Kim and Chinta researched Hollenbeck and found it had a fine reputation—it was the object of a UCLA study looking into why its residents lived so much longer than the average.
Quickly Barbara and Harry moved to Hollenbeck.
Well, actually, Chinta had to tell them a little white lie to get them to make their first visit. “I told them we were going to tea at the Biltmore,” she says with a giggle.
The grandparents have now settled into their new home. Barbara and Harry are happy there. The staff has made them feel like family. Plus, they have their grandchildren nearby. Kim or Chinta visits every day. And the vultures are nowhere to be seen.

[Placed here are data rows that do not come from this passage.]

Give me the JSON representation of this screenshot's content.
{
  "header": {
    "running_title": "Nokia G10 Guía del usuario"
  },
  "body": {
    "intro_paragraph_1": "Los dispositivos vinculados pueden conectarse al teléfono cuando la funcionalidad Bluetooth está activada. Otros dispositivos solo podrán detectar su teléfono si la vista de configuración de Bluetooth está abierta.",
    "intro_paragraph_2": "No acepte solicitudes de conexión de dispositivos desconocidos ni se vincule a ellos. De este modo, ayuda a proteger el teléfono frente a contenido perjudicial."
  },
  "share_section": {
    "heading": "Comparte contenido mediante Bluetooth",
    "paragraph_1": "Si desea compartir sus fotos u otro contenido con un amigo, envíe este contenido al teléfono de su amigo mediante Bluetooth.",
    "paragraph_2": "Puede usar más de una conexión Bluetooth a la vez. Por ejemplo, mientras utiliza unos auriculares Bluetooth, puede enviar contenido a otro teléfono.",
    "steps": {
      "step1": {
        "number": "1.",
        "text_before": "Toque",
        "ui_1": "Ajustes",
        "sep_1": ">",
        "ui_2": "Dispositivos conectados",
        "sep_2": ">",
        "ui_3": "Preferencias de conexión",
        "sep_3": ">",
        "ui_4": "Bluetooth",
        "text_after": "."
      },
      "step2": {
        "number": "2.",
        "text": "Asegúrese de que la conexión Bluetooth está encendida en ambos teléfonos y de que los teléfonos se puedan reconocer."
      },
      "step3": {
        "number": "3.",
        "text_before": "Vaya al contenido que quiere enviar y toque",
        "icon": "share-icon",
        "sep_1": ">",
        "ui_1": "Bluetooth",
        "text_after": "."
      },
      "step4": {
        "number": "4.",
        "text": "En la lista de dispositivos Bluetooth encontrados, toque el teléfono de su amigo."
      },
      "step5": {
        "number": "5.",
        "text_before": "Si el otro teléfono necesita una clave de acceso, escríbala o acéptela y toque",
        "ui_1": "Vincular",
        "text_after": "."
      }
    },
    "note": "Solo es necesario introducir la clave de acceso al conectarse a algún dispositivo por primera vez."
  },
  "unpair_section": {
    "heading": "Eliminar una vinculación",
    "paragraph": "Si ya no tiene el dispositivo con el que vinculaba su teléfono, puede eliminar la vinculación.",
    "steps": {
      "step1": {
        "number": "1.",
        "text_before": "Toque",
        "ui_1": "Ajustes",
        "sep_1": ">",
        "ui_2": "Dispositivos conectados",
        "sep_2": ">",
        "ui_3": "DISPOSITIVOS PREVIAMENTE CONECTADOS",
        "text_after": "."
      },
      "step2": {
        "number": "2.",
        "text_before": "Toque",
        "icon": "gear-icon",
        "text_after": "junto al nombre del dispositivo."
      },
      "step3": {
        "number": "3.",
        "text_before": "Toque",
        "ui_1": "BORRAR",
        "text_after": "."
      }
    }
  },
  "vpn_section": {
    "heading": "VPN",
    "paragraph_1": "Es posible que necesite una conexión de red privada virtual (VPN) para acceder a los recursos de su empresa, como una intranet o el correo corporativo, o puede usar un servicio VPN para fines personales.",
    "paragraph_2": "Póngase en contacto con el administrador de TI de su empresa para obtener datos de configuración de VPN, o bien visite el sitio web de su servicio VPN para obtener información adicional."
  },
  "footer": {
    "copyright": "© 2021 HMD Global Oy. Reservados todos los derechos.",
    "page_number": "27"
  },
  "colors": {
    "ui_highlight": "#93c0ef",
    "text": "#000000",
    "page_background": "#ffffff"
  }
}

Barbara and Harry are thriving. With a little help from her grandchildren, grandma Barbara has become somewhat famous online at their website http:/www.the-ogs.com (short for Original Grandparents). The site has over 6000 Facebook fans and many more on Youtube where the grandchildren frequently post videos of Barbara’s advice column. (Check out her Ask Grandma Anything section.) Barbara also frequently posts restaurant reviews on Yelp—several times, she’s made Yelp’s LA “review of the day.”
In short, the grandparents are not just alive, but quite well, thank you. And all because their grandchildren stepped into the breach and took responsibility. A side benefit is that Kim and Chinta have gotten close. “We barely knew each other when this started,” says Kim.
It wasn’t easy. There was no road map. “We’re super lucky because everything just came together,” says Chinta. “It also helped that they were willing to bend a little bit after insisting they didn’t need any help.”
“I wish that we’d had guidance,” adds Kim. “Very few people our age are going through anything like this, so we didn’t know anyone to talk to about it. I’m sure we made a lot of mistakes, but in the end, we were able to figure it out.”
NOTE TO READERS: Since posting this blog, a family member emailed me with a different view on how events unfolded. All of this shows the complexity of families, particularly when they face stressful situations like end of life care.
–Steve Slon firstname.lastname@example.org
Steve Slon is a writer specializing in health and aging. He is the former editor of AARP The Magazine.